» EXERCISE DETAILS
Identify each line below that contains the word "subtitle", and copy it out.

» MATERIAL TO PROCESS

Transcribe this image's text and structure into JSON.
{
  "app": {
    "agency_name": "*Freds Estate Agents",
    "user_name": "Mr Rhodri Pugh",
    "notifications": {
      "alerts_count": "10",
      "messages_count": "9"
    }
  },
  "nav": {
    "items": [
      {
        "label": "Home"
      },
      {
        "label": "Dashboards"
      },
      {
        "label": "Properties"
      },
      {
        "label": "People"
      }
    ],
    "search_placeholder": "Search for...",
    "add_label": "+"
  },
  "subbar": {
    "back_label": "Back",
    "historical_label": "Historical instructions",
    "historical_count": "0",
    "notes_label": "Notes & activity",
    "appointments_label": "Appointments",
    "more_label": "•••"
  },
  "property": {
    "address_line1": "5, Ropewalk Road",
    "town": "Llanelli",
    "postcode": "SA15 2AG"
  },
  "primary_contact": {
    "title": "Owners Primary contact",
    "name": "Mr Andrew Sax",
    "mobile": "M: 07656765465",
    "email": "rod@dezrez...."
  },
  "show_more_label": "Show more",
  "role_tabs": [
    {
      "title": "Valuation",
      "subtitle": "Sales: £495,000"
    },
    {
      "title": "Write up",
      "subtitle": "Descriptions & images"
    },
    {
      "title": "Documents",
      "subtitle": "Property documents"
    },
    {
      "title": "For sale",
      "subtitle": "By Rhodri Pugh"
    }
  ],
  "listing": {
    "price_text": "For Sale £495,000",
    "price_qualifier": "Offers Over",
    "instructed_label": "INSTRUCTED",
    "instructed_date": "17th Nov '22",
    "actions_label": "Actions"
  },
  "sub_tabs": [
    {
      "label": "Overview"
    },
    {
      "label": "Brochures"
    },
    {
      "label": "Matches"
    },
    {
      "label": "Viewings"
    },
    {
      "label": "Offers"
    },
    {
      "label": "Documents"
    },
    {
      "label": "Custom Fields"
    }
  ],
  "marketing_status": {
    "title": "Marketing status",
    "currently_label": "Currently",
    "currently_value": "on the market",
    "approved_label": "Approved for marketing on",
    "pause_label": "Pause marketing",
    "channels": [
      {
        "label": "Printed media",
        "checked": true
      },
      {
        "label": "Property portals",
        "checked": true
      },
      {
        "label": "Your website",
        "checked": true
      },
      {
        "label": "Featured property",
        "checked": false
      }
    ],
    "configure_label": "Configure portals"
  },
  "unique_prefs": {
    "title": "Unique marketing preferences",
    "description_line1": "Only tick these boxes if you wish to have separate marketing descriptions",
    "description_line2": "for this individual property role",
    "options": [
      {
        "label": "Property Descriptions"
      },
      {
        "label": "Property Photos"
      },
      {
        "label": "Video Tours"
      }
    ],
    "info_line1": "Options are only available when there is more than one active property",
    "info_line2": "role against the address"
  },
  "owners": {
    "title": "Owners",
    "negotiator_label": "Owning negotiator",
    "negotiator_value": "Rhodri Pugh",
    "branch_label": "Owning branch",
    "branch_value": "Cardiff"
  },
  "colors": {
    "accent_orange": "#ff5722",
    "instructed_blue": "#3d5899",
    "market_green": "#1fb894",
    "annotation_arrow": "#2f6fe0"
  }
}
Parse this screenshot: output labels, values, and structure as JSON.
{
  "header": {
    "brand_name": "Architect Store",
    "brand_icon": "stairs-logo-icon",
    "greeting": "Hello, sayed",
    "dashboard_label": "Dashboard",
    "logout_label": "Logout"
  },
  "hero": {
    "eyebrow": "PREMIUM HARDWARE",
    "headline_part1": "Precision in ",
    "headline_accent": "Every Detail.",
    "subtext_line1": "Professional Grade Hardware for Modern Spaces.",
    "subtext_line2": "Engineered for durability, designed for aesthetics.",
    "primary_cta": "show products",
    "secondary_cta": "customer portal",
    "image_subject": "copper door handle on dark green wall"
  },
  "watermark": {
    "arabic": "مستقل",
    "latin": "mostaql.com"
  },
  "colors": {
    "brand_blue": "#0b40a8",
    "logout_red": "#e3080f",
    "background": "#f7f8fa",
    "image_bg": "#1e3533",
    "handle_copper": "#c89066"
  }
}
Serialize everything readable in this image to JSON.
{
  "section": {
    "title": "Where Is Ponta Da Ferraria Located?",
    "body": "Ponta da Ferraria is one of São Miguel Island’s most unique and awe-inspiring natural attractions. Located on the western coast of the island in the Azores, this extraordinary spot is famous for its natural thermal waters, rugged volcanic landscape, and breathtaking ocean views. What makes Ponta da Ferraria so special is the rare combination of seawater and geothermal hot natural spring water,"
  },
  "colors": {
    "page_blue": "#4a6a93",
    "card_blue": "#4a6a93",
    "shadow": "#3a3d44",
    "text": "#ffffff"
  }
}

» RESULT
      "subtitle": "Sales: £495,000"
      "subtitle": "Descriptions & images"
      "subtitle": "Property documents"
      "subtitle": "By Rhodri Pugh"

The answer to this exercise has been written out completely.